The hotel has 21 bedrooms and they were all full last night. They had to turn away an additional 17 people looking for accommodation.

“There are eight hotels in the Clon region within a three miles radius. That is phenomenal for a small town, and we all do very nicely,” she says. “Even in the middle of winter, we never have nobody in the hotel.”

They took on 10 additional staff in the last month, and could do with more. “It’s mostly students. They’re learning. Sometimes the guests can be quite rude: saying things like, ‘Your staff are untrained’.” She rolls her eyes. “Have they any idea how hard it is for us to get staff and to train them?”

6.30pm The sun is still so bright and strong that people are choosing tables in the shade at Arís wine bar on Ashe Street. Windows are open all along the street at levels over the shops, which suggests that unlike many other Irish towns, people here are living in the centre.

I order a mezze platter and phone Jack Kelleher. Earlier that day, I’d passed Christmas tree yard and seen an eclectic group of people within, clustered around dismantled bikes. It had an unusual cafe-type vibe. When I returned, it was closed, but of course, Dena O’Donovan had Kelleher’s number.

Kelleher (78), a former academic from California, runs the non-profit Bike Circus with Glaswegian Graeme Ghillie. “It’s Ireland’s only bicycle apprentice bike programme,” he explains. The space was offered by Colette Twomey, relative of the famed Edward, and owner of the Clonakilty Food Company.

A tourist train on Pearse Street in Clonakilty. Photograph: Daragh Mc Sweeney/Provision
A tourist train on Pearse Street in Clonakilty. Photograph: Daragh Mc Sweeney/Provision

It’s free to take the 100-hour course to apprentice to be a bicycle mechanic, which Kelleher and Ghillie oversee. They practise on bikes belonging to locals or tourists, who donate a small fee for the service. The social enterprise is supported by the community: membership is €20 a year, and they have 200 members.

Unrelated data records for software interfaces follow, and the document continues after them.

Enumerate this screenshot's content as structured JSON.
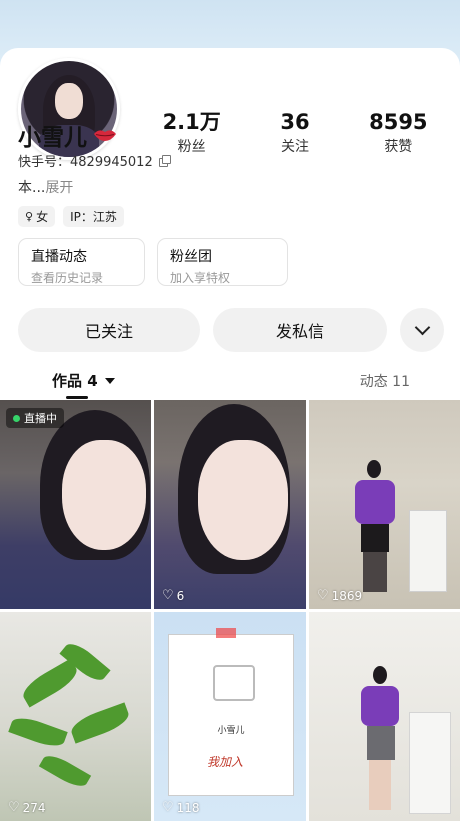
{
  "profile": {
    "name": "小雪儿",
    "kuaishou_id": "快手号：4829945012",
    "bio": "本...",
    "bio_expand": "展开",
    "gender_tag": "女",
    "ip_tag": "IP：江苏"
  },
  "stats": [
    {
      "value": "2.1万",
      "label": "粉丝"
    },
    {
      "value": "36",
      "label": "关注"
    },
    {
      "value": "8595",
      "label": "获赞"
    }
  ],
  "entries": [
    {
      "title": "直播动态",
      "subtitle": "查看历史记录"
    },
    {
      "title": "粉丝团",
      "subtitle": "加入享特权"
    }
  ],
  "actions": {
    "follow": "已关注",
    "message": "发私信"
  },
  "tabs": {
    "works": "作品 4",
    "dynamics": "动态 11"
  },
  "grid": [
    {
      "badge": "直播中",
      "likes": ""
    },
    {
      "badge": "",
      "likes": "6"
    },
    {
      "badge": "",
      "likes": "1869"
    },
    {
      "badge": "",
      "likes": "274"
    },
    {
      "badge": "",
      "likes": "118",
      "card_name": "小雪儿",
      "card_text": "我加入"
    },
    {
      "badge": "",
      "likes": ""
    }
  ]
}
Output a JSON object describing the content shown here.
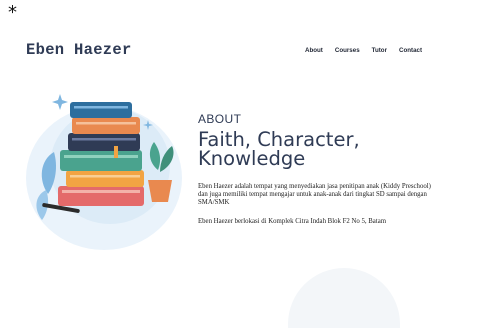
{
  "corner_mark": "*",
  "brand": {
    "name": "Eben Haezer"
  },
  "nav": {
    "items": [
      "About",
      "Courses",
      "Tutor",
      "Contact"
    ]
  },
  "hero_image": {
    "icon": "stack-of-books-illustration"
  },
  "about": {
    "label": "ABOUT",
    "headline": "Faith, Character, Knowledge",
    "paragraph1": "Eben Haezer adalah tempat yang menyediakan jasa penitipan anak (Kiddy Preschool) dan juga memiliki tempat mengajar untuk anak-anak dari tingkat SD sampai dengan SMA/SMK",
    "paragraph2": "Eben Haezer berlokasi di Komplek Citra Indah Blok F2 No 5, Batam"
  },
  "colors": {
    "brand": "#2f3b55",
    "blob": "#eaf3fb",
    "accent_blue": "#7fb6e0"
  }
}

The Bike Circus also operates as a kind of unofficial meeting place for whoever wants a chat, or is feeling lonely, which explains the cafe-like feeling it exuded when I looked through the gates earlier that day.

“Clonakilty is a magnet for energetic blow-ins,” Kelleher says. “The problem is, there is nowhere here to rent any more, no matter what your income is. I’ve had apprentices camping.” What, he wonders, will happen to the next generation of “energetic blow-ins” who wish to make their home here?